Korean J Physiol Pharmacol. 2022 Nov 1;26(6):415-425. doi: 10.4196/kjpp.2022.26.6.415.


Memory formation in the hippocampus is formed and maintained by circadian clock genes during sleep. Sleep deprivation (SD) can lead to memory impairment and neuroinflammation, and there remains no effective pharmacological treatment for these effects. Myricetin (MYR) is a common natural flavonoid that has various pharmacological activities. In this study, we investigated the effects of MYR on memory impairment, neuroinflammation, and neurotrophic factors in sleep-deprived rats. We analyzed SD-induced cognitive and spatial memory, as well as pro-inflammatory cytokine levels during SD. SD model rats were intraperitoneally injected with 10 and 20 mg/kg/day MYR for 14 days.

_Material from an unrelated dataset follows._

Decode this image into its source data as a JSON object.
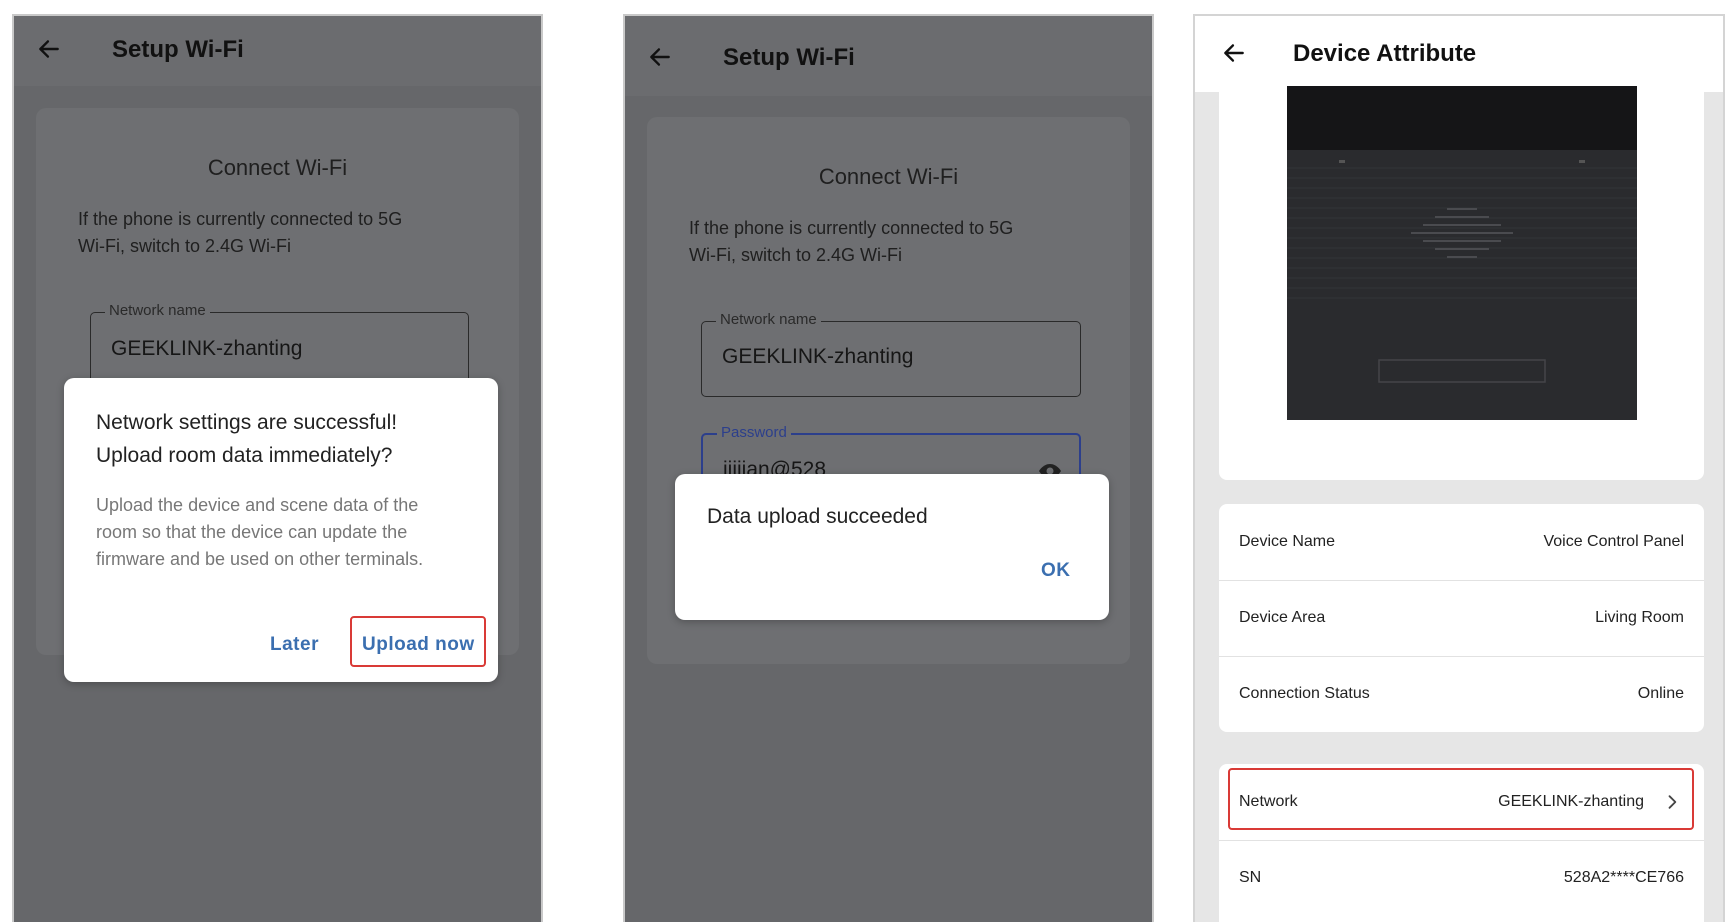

MYR administration significantly ameliorated SD-induced cognitive and spatial memory deficits; it also attenuated the SD-induced inflammatory response associated with nuclear factor kappa B activation in the hippocampus. In addition, MYR enhanced the mRNA expression of brain-derived neurotropic factor (BDNF) in the hippocampus. Our results showed that MYR improved memory impairment by means of anti-inflammatory activity and appropriate regulation of BDNF expression. Our findings suggest that MYR is a potential functional ingredient that protects cognitive function from SD.

Keywords: Brain-derived neurotrophic factor; Flavonoids; Inflammation; Memory; Sleep deprivation.